The tunnel vision when it comes to the decision to create a safe, efficient and attractive crossing for pedestrians and bicyclists crossing St. Francis Drive between the bifurcated sections of the Railyard has nothing to do with the actual tunnel under consideration. Rather, it refers to the narrow scope of vision presented to the public.

The four options as presented are:

Do nothing. Allow the poorly designed intersection at St. Francis Drive and Cerrillos Road (which should have had more substantive improvements in tandem with the Rail Runner construction) to continue to exist as a fine place to hurl bottles and fast food bags at protesters and political campaigners while cyclists, pedestrians and families with toddlers and strollers perform a perverse reenactment of Death Race 2000. Meanwhile, the transient population snickers and takes bets on who will crash their bikes, wet their pants or lose control of children while streaking across four lanes of traffic with PT Cruisers, big rigs and dopey Priuses bearing down on them.

Create an “at-grade” crossing. Essentially, this means making improvements such that fit pedestrians and regular bicycle commuters feel happy and safe crossing St. Francis. To hell with the children and families—it’s still survival of the fittest in an asphalt arena—and how important is seamless connectivity anyway? Despite a rather eloquent defense by some in attendance at a July 9 public input session, including local, sensible urban designer Roy Wroth, this option remains fast, cheap and retarded.

Design and build an overpass bridge. Actually more like an overpass Leviathan. The thing would have to be so long just to get it to an acceptable 5 percent grade—still pretty steep, but, presumably, it would prevent recreational and casual cyclists from dying in the attempt—that models and artist renderings make it look like a giant eel rising from the depths of the nearby PNM superfund site, en route to consume children in the Railyard Park (and, with luck, Whole Foods shoppers). Local architect Alexander Dzurec, of Autotroph Design, delivered a damned near inspirational statement on how, despite local evidence to the contrary, it is possible to build an attractive functional bridge. But it’s a tough sell due not only to the monstrous length and steep climb, but also the inevitable need to surround the crossing with a tightly woven mesh in order to prevent fun-loving kids and bitter old men from hurling bricks into the windshields of the drivers below.

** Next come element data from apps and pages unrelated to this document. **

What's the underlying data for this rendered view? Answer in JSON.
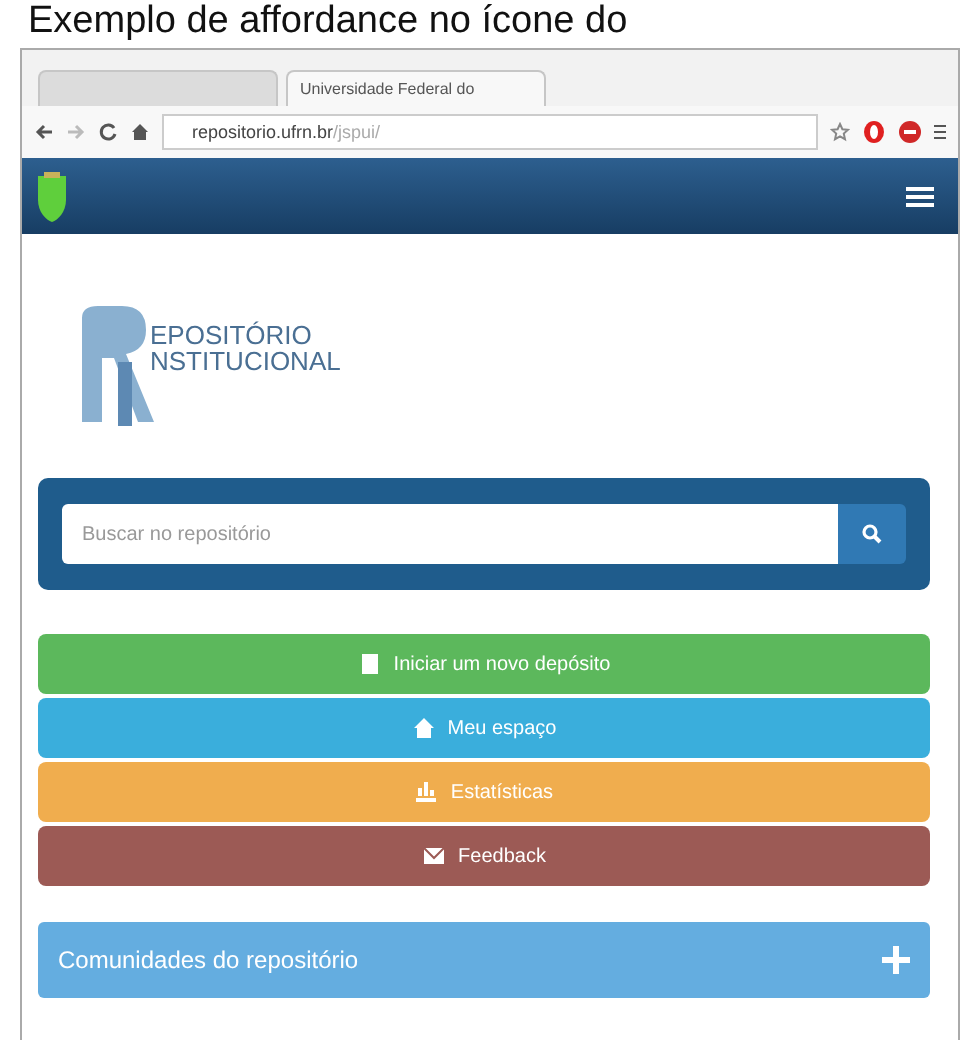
{
  "caption": "Exemplo de affordance no ícone do",
  "tabs": [
    {
      "selected": false
    },
    {
      "label": "Universidade Federal do",
      "selected": true
    }
  ],
  "address": {
    "host": "repositorio.ufrn.br",
    "path": "/jspui/"
  },
  "logo": {
    "line1": "EPOSITÓRIO",
    "line2": "NSTITUCIONAL"
  },
  "search": {
    "placeholder": "Buscar no repositório"
  },
  "actions": [
    {
      "label": "Iniciar um novo depósito",
      "color": "#5cb85c",
      "kind": "doc"
    },
    {
      "label": "Meu espaço",
      "color": "#3aaedc",
      "kind": "home"
    },
    {
      "label": "Estatísticas",
      "color": "#f0ad4e",
      "kind": "chart"
    },
    {
      "label": "Feedback",
      "color": "#9c5a55",
      "kind": "mail"
    }
  ],
  "panel": {
    "title": "Comunidades do repositório",
    "expanded": false
  }
}
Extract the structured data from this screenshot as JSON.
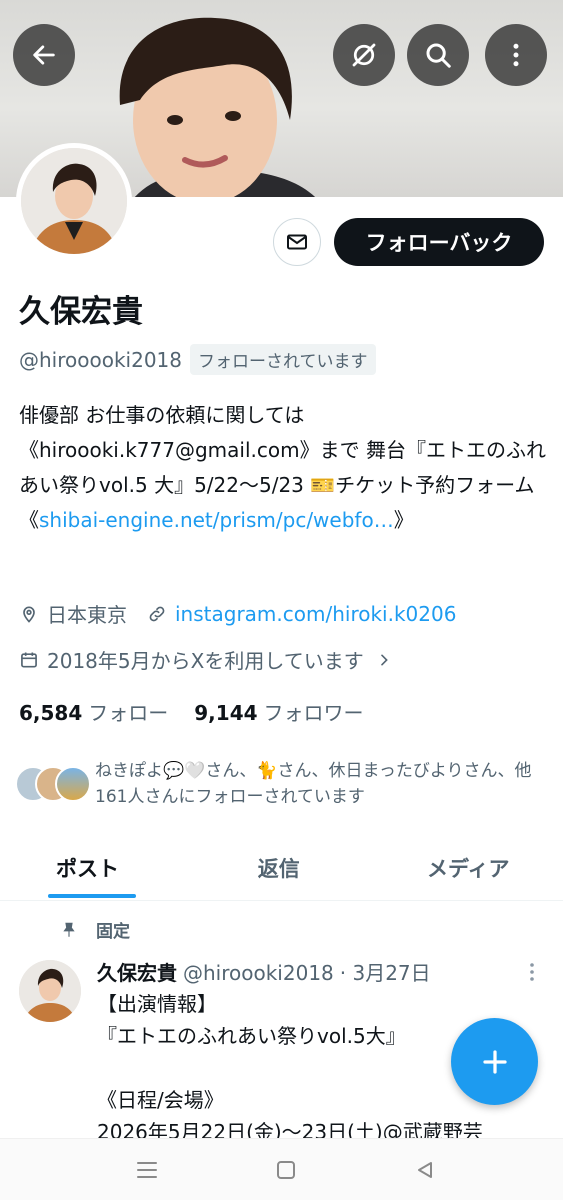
{
  "header": {
    "back_icon": "arrow-left-icon",
    "rate_icon": "no-tint-icon",
    "search_icon": "search-icon",
    "more_icon": "more-vertical-icon"
  },
  "profile": {
    "name": "久保宏貴",
    "handle": "@hirooooki2018",
    "follows_you": "フォローされています",
    "follow_back_label": "フォローバック",
    "bio_prefix": "俳優部 お仕事の依頼に関しては《hiroooki.k777@gmail.com》まで 舞台『エトエのふれあい祭りvol.5 大』5/22〜5/23 🎫チケット予約フォーム 《",
    "bio_link": "shibai-engine.net/prism/pc/webfo…",
    "bio_suffix": "》",
    "location": "日本東京",
    "website": "instagram.com/hiroki.k0206",
    "joined": "2018年5月からXを利用しています",
    "following_count": "6,584",
    "following_label": "フォロー",
    "followers_count": "9,144",
    "followers_label": "フォロワー",
    "followed_by_text": "ねきぽよ💬🤍さん、🐈さん、休日まったびよりさん、他161人さんにフォローされています"
  },
  "tabs": [
    {
      "label": "ポスト",
      "active": true
    },
    {
      "label": "返信",
      "active": false
    },
    {
      "label": "メディア",
      "active": false
    }
  ],
  "pinned_post": {
    "pinned_label": "固定",
    "author": "久保宏貴",
    "handle": "@hiroooki2018",
    "date": "· 3月27日",
    "body": "【出演情報】\n『エトエのふれあい祭りvol.5大』\n\n《日程/会場》\n2026年5月22日(金)〜23日(土)@武蔵野芸"
  },
  "colors": {
    "accent": "#1d9bf0",
    "text": "#0f1419",
    "muted": "#536471"
  }
}
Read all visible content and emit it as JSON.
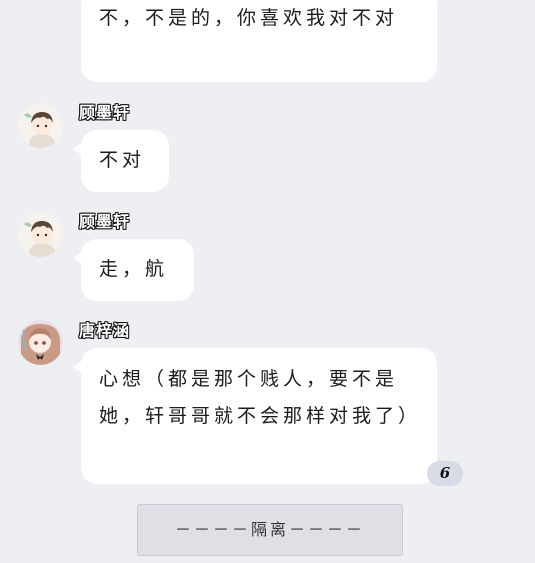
{
  "messages": [
    {
      "id": "m1",
      "sender": "",
      "text": "不，不是的，你喜欢我对不对"
    },
    {
      "id": "m2",
      "sender": "顾墨轩",
      "text": "不对"
    },
    {
      "id": "m3",
      "sender": "顾墨轩",
      "text": "走，航"
    },
    {
      "id": "m4",
      "sender": "唐梓涵",
      "text": "心想（都是那个贱人，要不是她，轩哥哥就不会那样对我了）",
      "badge": "6"
    }
  ],
  "separator": "－－－－隔离－－－－",
  "colors": {
    "background": "#eeeff3",
    "bubble": "#ffffff",
    "badge": "#d8dbe5",
    "separator": "#dfe0e5"
  },
  "icons": {
    "avatar_boy": "boy-avatar-icon",
    "avatar_girl": "girl-avatar-icon"
  }
}
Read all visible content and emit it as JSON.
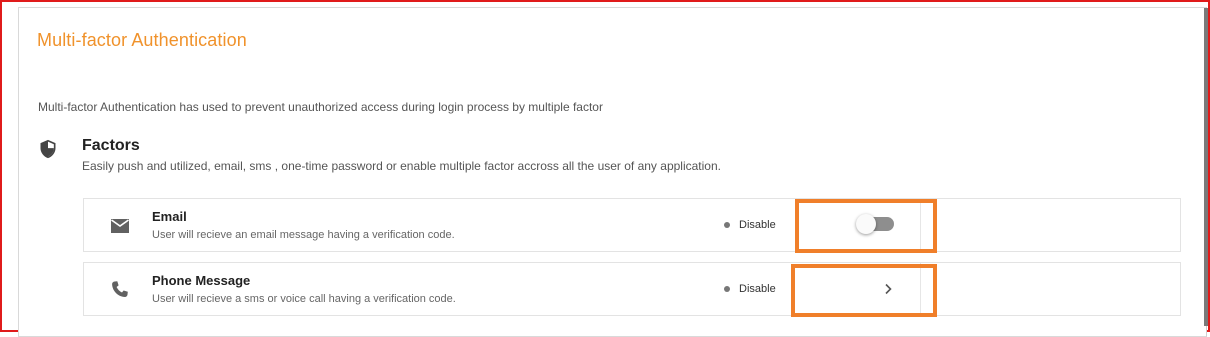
{
  "page": {
    "title": "Multi-factor Authentication",
    "description": "Multi-factor Authentication has used to prevent unauthorized access during login process by multiple factor"
  },
  "section": {
    "icon": "shield-icon",
    "title": "Factors",
    "description": "Easily push and utilized, email, sms , one-time password or enable multiple factor accross all the user of any application."
  },
  "factors": [
    {
      "icon": "mail-icon",
      "name": "Email",
      "description": "User will recieve an email message having a verification code.",
      "status": "Disable",
      "control": "toggle",
      "enabled": false
    },
    {
      "icon": "phone-icon",
      "name": "Phone Message",
      "description": "User will recieve a sms or voice call having a verification code.",
      "status": "Disable",
      "control": "chevron-right-icon"
    }
  ],
  "colors": {
    "accent": "#f0922b",
    "highlight_border": "#f07f2a",
    "frame_border": "#e01b1b",
    "status_dot": "#777777",
    "toggle_track": "#8e8e8e"
  }
}
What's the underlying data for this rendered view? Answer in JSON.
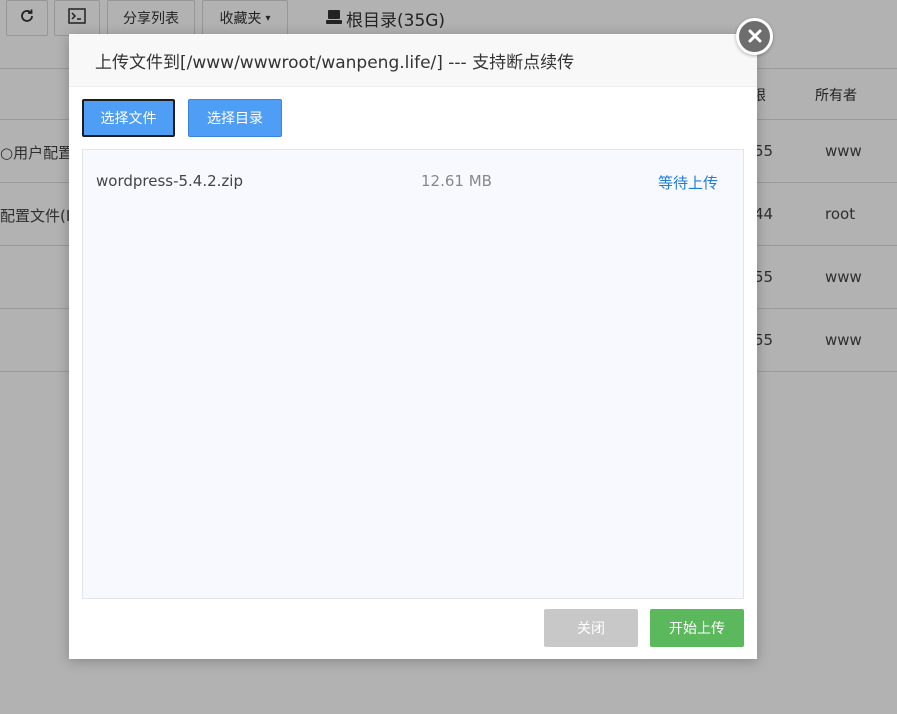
{
  "background": {
    "toolbar": {
      "share_label": "分享列表",
      "fav_label": "收藏夹",
      "root_label": "根目录(35G)"
    },
    "table": {
      "headers": {
        "permission": "限",
        "owner": "所有者"
      },
      "rows": [
        {
          "name": "○用户配置文",
          "permission": "55",
          "owner": "www"
        },
        {
          "name": "配置文件(I",
          "permission": "44",
          "owner": "root"
        },
        {
          "name": "",
          "permission": "55",
          "owner": "www"
        },
        {
          "name": "",
          "permission": "55",
          "owner": "www"
        }
      ]
    }
  },
  "dialog": {
    "title": "上传文件到[/www/wwwroot/wanpeng.life/] --- 支持断点续传",
    "select_file_label": "选择文件",
    "select_dir_label": "选择目录",
    "files": [
      {
        "name": "wordpress-5.4.2.zip",
        "size": "12.61 MB",
        "status": "等待上传"
      }
    ],
    "close_label": "关闭",
    "start_label": "开始上传"
  },
  "icons": {
    "refresh": "refresh-icon",
    "terminal": "terminal-icon",
    "disk": "disk-icon",
    "close": "close-icon",
    "caret": "caret-down-icon"
  }
}
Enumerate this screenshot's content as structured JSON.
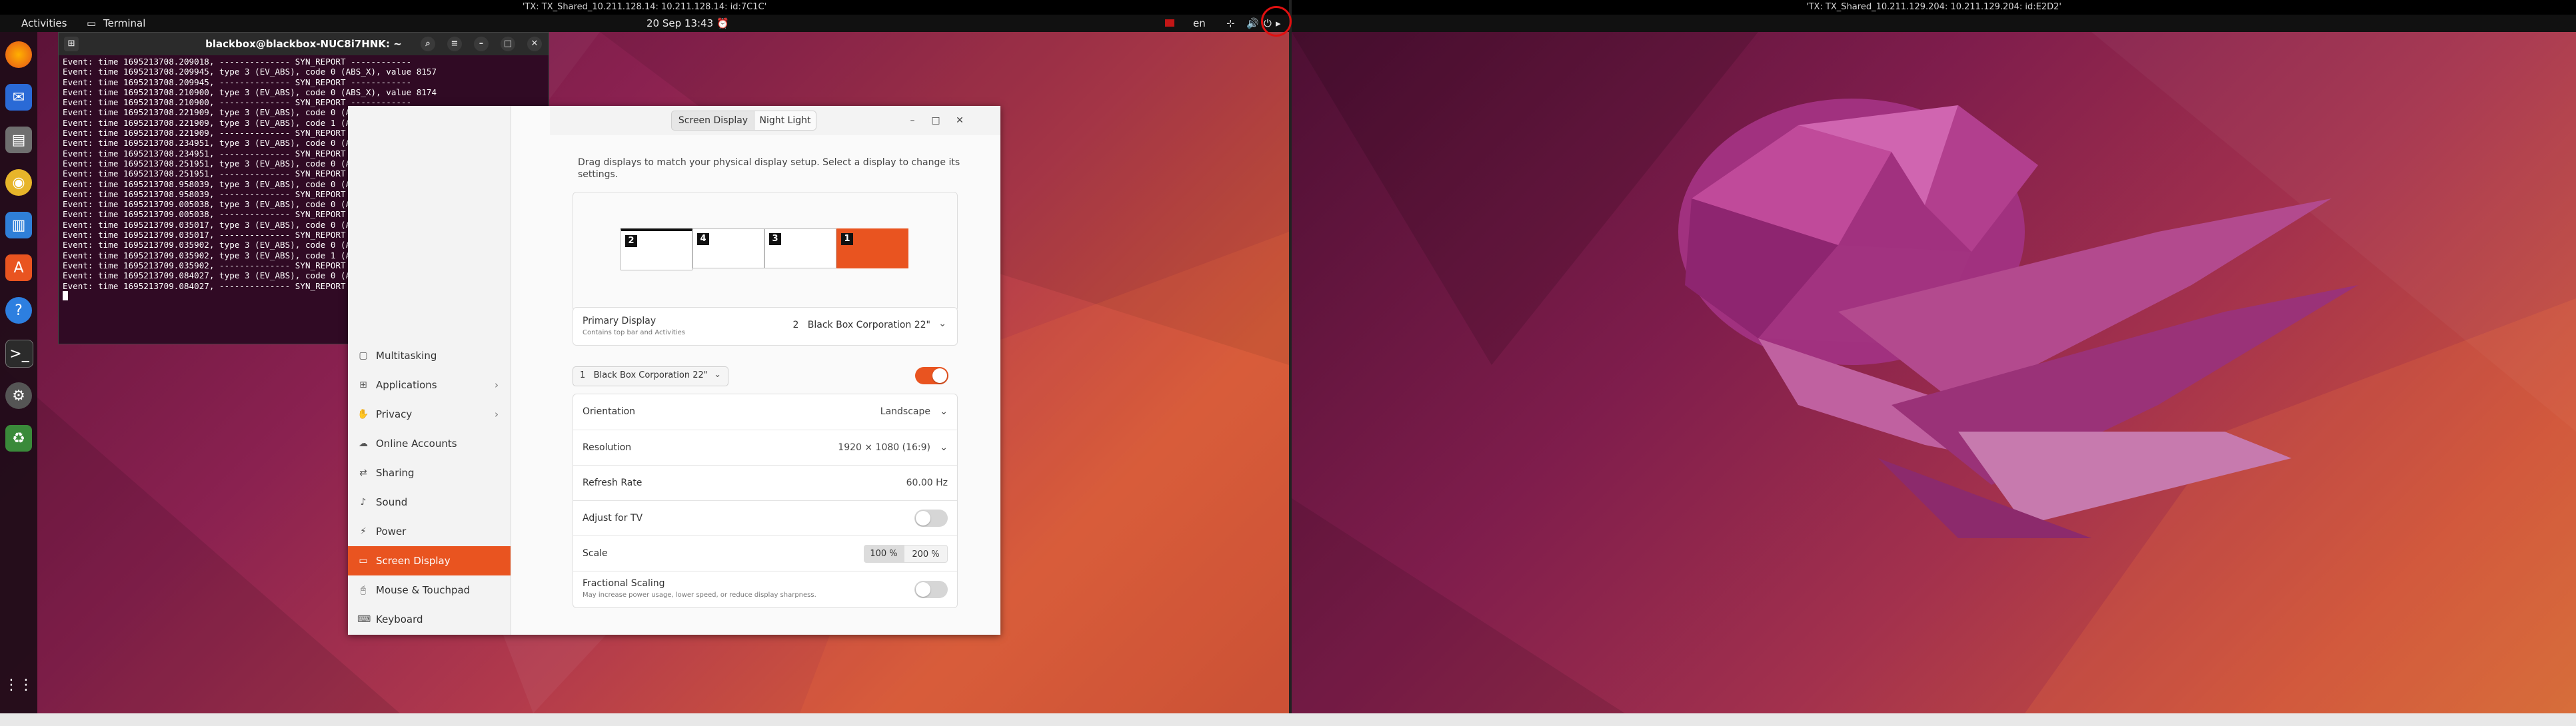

Finally, there is the prospect of an actual tunnel. The concerns here are bountiful. It is the most expensive option and the most challenging engineering-wise. The tunnel would mess with traffic flow for a prolonged period during construction. The tunnel would demand rerouting extensive utilities infrastructure. The tunnel would punch a whole right through the acequia. The tunnel would allegedly (although not necessarily factually) be a maintenance nightmare, a perpetual drainage problem, an icy death trap in the winter, a magnet for crime and a 24-hour non-stop party palace for the homeless. Plus, it’s so much less exciting for the artist team that the Santa Fe Arts Commission hired to spruce things up—it’s easy to get arty with a bridge, less so with a tunnel. But the tunnel is bitchin.’

Rather than guide the powers that be in selecting an option, the assembled public was more interested, and justifiably so, in why there were no plans for the much heavier used Rail Trail to cross Cerrillos Road. But this is one of the many areas where planners and designers exhibited tunnel vision. There was wanton use of the term “connectivity” but no big picture of the networked trail system, which would have made it easy enough to see that a safe at-grade crossing—using “smart signals” that recognize bicycles—can be installed at the new traffic light at Alta Vista Street, thus dropping the Rail Trail into the Railyard and directing bicycles and pedestrians over the St. Francis crossing.

Also, there was a lot of talk about the homeless problem. But, of course, that never refers to the problem of people not having homes, it only refers to the problem of having to look at them. Rather than attract the transient population, these improvements—even a tunnel—are going to displace this particular breed of part-time residents. But no one knows where to or has even bothered to think about it. Tunnel vision indeed.

Nonetheless, the tunnel is the best choice, once we drop the fear of troglodytes, prostitutes and the dark. Once a decision has been made (and the consensus is that the powers that be heavily favor the overpass bridge), there will be a design charette, at which the public will give input on potential aesthetic concerns and some engineering details. I hope to hell there will be an actual designer present somewhere in between the artists and engineers.

The tunnel is an opportunity for flowing, discreet utility, elegant elevation shifts, good design and smart engineering. How about visually watching the acequia flow through a tube embedded in the tunnel wall? How about wide, easy-draining landscape work spread out to the sides of the actual path? How about a central skylight that makes you want to bring along a chair and sit there, beneath the thrum of traffic, nursing an espresso?